As +NCR has already mentioned, I am working on the PyPEELF Tasks viewer, and one feature we wanted to integrate there was a (first simple) dumper. Let me tell you some of the issues I faced during the experiment.
I am relatively new to reverse engineering topics and then, before getting hands dirty, I had been reading a little more on PE format and how executables are load into memory (I really recommend Iczelion's Tutorials). We should notice, for example, that a process mapped on memory has a different section alignment respect to the original one in the file, and that is also why virtual vs. raw section offsets and sizes differ.

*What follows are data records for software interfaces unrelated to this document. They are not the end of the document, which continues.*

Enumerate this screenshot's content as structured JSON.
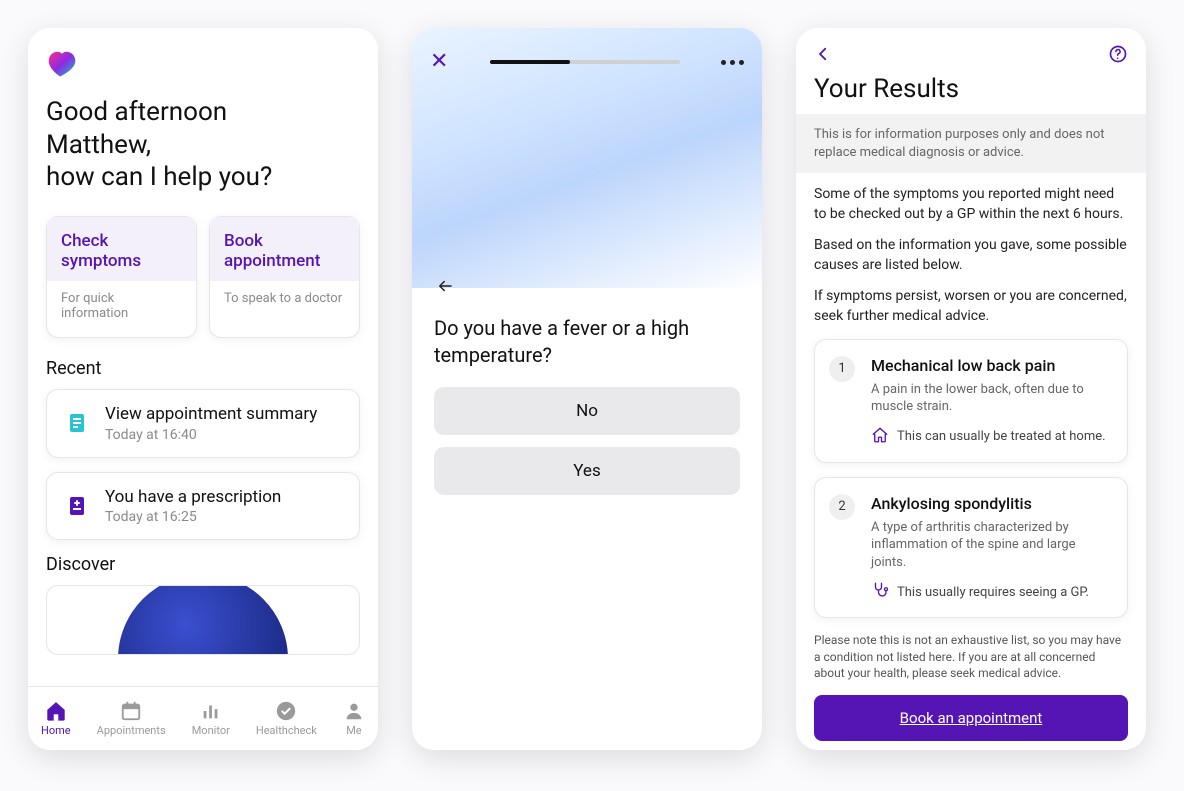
{
  "colors": {
    "purple": "#5514B4"
  },
  "screen1": {
    "greeting_line1": "Good afternoon",
    "greeting_line2": "Matthew,",
    "greeting_line3": "how can I help you?",
    "tiles": [
      {
        "title": "Check symptoms",
        "sub": "For quick information"
      },
      {
        "title": "Book appointment",
        "sub": "To speak to a doctor"
      }
    ],
    "recent_heading": "Recent",
    "recent": [
      {
        "title": "View appointment summary",
        "sub": "Today at 16:40",
        "icon": "document"
      },
      {
        "title": "You have a prescription",
        "sub": "Today at 16:25",
        "icon": "prescription"
      }
    ],
    "discover_heading": "Discover",
    "tabs": [
      {
        "label": "Home",
        "active": true
      },
      {
        "label": "Appointments",
        "active": false
      },
      {
        "label": "Monitor",
        "active": false
      },
      {
        "label": "Healthcheck",
        "active": false
      },
      {
        "label": "Me",
        "active": false
      }
    ]
  },
  "screen2": {
    "progress_pct": 42,
    "question": "Do you have a fever or a high temperature?",
    "answers": [
      "No",
      "Yes"
    ]
  },
  "screen3": {
    "title": "Your Results",
    "banner": "This is for information purposes only and does not replace medical diagnosis or advice.",
    "paras": [
      "Some of the symptoms you reported might need to be checked out by a GP within the next 6 hours.",
      "Based on the information you gave, some possible causes are listed below.",
      "If symptoms persist, worsen or you are concerned, seek further medical advice."
    ],
    "results": [
      {
        "num": "1",
        "title": "Mechanical low back pain",
        "sub": "A pain in the lower back, often due to muscle strain.",
        "foot": "This can usually be treated at home.",
        "footIcon": "home"
      },
      {
        "num": "2",
        "title": "Ankylosing spondylitis",
        "sub": "A type of arthritis characterized by inflammation of the spine and large joints.",
        "foot": "This usually requires seeing a GP.",
        "footIcon": "stethoscope"
      }
    ],
    "note": "Please note this is not an exhaustive list, so you may have a condition not listed here. If you are at all concerned about your health, please seek medical advice.",
    "cta": "Book an appointment"
  }
}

Consequently, if we manage to get the base address in memory where process was loaded and its image size, we can read the process memory and write it to a file. However it would not be enough to get a functional executable, since we have seen that the mapping of the process in memory could be different from the raw data in the file (i.e. the file alignments and the fields that describe the raw sections will not be correct for the saved file). Then, we should fix those PE headers to match the alignments and sections information as dumped from memory.
How is it implemented? Well, most of the development around running processes is based on the capabilities of winappdbg, that provides us a way to get the needed process information and access to Windows API. On the other hand, to update and fix the PE headers and finally write the dump to a file, we use the pefile module.
And that is it, this was a shortened and simplified story of how PyPEELF got its process dumper.